Work better and faster with these tips to avoid distractions
“Always remember, your focus determines your reality.” – George Lucas
INTERRUPTIONS ARE EXPENSIVE
Our day-to-day lives are filled with distractions, often especially at our places of work. Possessing focus at work has become an increasingly difficult task, and a lack of focus can prove to be incredibly costly for an employee and their company. According to Basex, “unnecessary interruptions” (and therefore loss of focus) have cost U.S. businesses a whopping $588 billion per year.
You have important professional goals. When your mind becomes distracted by interruptions, however, your productivity and ability to successfully attain those goals is inevitably delayed. To be at your best, it has become more critical than ever to learn how to tune out daily disturbances.
STUDIES SHINE A LIGHT ON THE PROBLEM
Research from the University of California, Irvine, and Gloria Mark found that the average office worker is able to spend just 11 minutes on any given task before being interrupted or abandoning that task for another project. In addition, she noted that after workflow had been disrupted for an individual, it can require approximately 23 minutes for them to regain focus. With all of these distractions, how do we work to tune things out so that we are able to better tune in?
Proceedings of the National Academy of Sciences of the United States of America published a notable study on the subject of attention. They noted that there are two main ways to respond to interruptions, stating: “Imagine that you take a call on your phone while the television loudly plays in the background. To make it easier to hear the caller, you can either turn up the volume on your phone (target enhancement) or you can turn down the volume on the television (distractor suppression). In the end, either approach leads to the same result: you hear the phone call better.”
In order to reap the most focus benefits, we recommend a mixture of both target enhancement and distractor suppression. Here are a few tips for how to do each within your workspace:
- Tame technology use - Make a conscious effort to forward office phones and/or leave cell phones out of important meetings where additional focus may be needed.
- Turn up the tunes - In a noisy, open-office environment, consider playing soft music or white noise, or wearing headphones.

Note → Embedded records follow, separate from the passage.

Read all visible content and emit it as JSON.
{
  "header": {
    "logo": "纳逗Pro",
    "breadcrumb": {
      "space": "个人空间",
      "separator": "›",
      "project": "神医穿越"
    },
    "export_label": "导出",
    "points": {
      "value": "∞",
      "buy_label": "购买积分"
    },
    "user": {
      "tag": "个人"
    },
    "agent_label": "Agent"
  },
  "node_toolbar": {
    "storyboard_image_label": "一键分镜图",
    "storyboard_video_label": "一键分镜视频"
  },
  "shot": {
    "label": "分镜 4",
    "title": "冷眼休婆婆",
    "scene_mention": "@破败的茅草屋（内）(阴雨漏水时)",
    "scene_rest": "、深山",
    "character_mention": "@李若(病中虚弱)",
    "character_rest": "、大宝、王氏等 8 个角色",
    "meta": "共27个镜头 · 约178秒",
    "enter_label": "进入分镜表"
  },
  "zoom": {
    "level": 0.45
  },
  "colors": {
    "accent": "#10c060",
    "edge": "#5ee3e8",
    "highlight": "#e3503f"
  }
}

Avoid playing your favorite tunes (the ones that make you want to sing along,) and instead find background music that is supposed to boost productivity—a quick search for “focus music” will lead you in the right direction.

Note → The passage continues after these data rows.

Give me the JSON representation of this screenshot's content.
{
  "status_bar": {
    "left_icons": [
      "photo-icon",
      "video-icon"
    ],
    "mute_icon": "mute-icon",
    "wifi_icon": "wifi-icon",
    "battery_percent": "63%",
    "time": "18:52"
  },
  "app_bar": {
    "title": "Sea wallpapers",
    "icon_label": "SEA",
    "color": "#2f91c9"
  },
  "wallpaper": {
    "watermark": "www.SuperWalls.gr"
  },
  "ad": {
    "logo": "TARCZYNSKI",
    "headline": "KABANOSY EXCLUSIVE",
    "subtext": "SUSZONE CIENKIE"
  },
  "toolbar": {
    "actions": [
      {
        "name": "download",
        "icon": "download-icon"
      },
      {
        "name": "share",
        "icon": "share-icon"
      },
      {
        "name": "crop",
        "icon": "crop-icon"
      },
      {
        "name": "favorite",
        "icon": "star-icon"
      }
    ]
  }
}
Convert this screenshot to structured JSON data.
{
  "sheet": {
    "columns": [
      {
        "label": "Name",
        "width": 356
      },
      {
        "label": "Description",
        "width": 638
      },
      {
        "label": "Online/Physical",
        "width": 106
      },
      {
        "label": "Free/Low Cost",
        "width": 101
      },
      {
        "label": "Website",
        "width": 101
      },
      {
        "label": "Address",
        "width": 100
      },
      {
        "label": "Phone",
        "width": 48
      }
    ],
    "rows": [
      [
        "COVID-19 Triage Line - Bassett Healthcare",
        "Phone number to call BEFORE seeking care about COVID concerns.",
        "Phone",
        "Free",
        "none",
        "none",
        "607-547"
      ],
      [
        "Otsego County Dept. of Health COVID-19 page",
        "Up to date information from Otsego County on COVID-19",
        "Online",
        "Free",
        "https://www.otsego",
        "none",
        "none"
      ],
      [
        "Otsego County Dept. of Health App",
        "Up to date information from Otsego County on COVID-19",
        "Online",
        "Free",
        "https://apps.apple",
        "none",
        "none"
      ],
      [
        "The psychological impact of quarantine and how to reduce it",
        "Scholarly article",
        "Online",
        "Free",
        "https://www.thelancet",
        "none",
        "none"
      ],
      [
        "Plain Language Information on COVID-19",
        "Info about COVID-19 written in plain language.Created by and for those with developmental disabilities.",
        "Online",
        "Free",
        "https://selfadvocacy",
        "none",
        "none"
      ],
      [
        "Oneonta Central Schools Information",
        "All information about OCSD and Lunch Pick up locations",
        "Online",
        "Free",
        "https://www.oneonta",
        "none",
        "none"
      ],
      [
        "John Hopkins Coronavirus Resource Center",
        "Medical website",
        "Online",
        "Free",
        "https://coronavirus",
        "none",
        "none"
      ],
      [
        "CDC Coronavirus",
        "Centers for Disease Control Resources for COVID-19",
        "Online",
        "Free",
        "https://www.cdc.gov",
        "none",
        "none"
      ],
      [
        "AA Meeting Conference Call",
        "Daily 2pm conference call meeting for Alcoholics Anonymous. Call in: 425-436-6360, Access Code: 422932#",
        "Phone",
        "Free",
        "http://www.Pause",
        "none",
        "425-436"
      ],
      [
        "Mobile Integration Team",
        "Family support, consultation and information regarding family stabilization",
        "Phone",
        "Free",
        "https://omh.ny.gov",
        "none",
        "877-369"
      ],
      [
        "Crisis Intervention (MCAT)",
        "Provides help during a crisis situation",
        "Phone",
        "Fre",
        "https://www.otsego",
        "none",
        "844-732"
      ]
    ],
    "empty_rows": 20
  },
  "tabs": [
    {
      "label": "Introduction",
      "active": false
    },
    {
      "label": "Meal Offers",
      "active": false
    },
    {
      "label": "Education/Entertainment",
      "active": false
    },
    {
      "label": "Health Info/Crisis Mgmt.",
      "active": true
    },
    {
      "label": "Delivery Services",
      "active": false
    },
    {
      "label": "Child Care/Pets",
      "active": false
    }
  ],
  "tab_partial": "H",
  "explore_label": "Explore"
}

- Let others know you’re busy - If you have an office where you’re able to close your door and put up a “do not disturb” sign, use it—often.

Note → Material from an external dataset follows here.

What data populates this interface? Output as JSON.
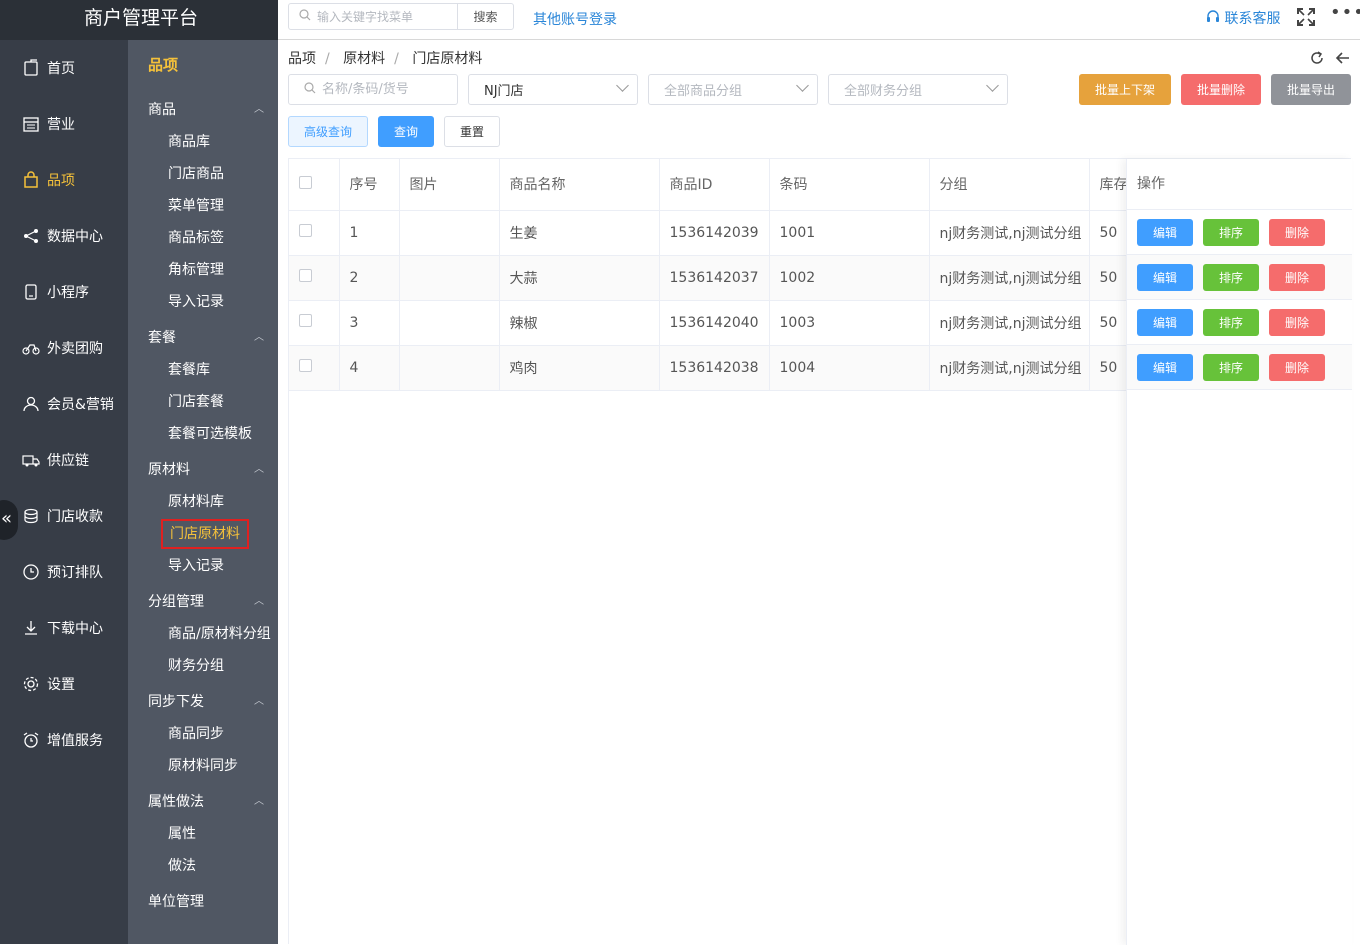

- Take a stand, literally - Stand up instead of remaining seated when you get unplanned visitors. This makes spontaneous conversations happen more rapidly, and gives a visual reminder that you’ve stepped away from your work.
- Schedule down time - It may sound completely counter-intuitive, but if you want to focus on something, make sure to give your brain a break beforehand. Consciously scheduling some time to completely tune-out will make your focus much stronger when you return to work.
- Stop multi-tasking during important work - Experts say that an effort to single-task actually improves focus and makes you smarter. According to one article from Forbes, focusing on a single task at a time is possible (and encouraged) for even the most adept multi-taskers. They state: “Consistent single-tasking helps ensure that your decision making skills last late into your senior years,” and that “…the biggest predictor of a sound decision-maker was a high capacity for strategic attention, the ability to filter the most important information from less relevant data.”
- Practice perfect focus - A consistent commitment to training your brain for better focus can pay off exponentially. Seek out spaces that offer uninterrupted time when you have important items to attend to. In addition, while in these quiet spaces, don’t be afraid to give yourself tentative project deadlines. Keeping an end-goal in mind when you begin something can help you to place increased importance on staying on task.
- Prepare yourself - Implement a mental check-in before meetings. As each team member arrives, have them check-in by intentionally leaving any other worries at the door, and stating that they are ready to begin the meeting. This gives everyone an opportunity to show that they are actively present. Thrive Global breaks down the check-in exercise in this helpful article.
- Increase EQ – Emotionally connecting to the things that you are discussing or working on will naturally increase your focus on them. These emotional intelligence tips will help you to master that practice while tackling new business projects or meeting prospective clients.
RECLAIM YOUR FOCUS
In today’s world, maintaining focus is not an easy task. Fortunately, however, it is also not impossible. With a bit of regular practice and an active commitment to suppressing distractors and enhancing your targets, you can master this skill. As you grow your focus, you’ll naturally grow other important things as well—like your success, your abilities and your client base.
What helps you focus best? Share your thoughts with us below!
Lindsey is a proud wife and mom with a passion for culture, travel and carbs. When she isn’t planning her next Disney cruise, she’s usually chasing her dogs, hanging with her children or anxiously awaiting another date night with her husband.
Lindsey Elias, Marketing
As our Marketing Content Manager, Lindsey is passionate about producing quality content. When not at the office or planning her next Disney getaway, she loves hanging with her husband, family and fur babies and indulging in the two c's: carbs & coffee.
The real you is who your clients and prospects will connect with. Forget about perfect professionalism and get real to get better results.
To truly connect with an infinitely varied group of people requires something of you: strong emotional intelligence, or EQ.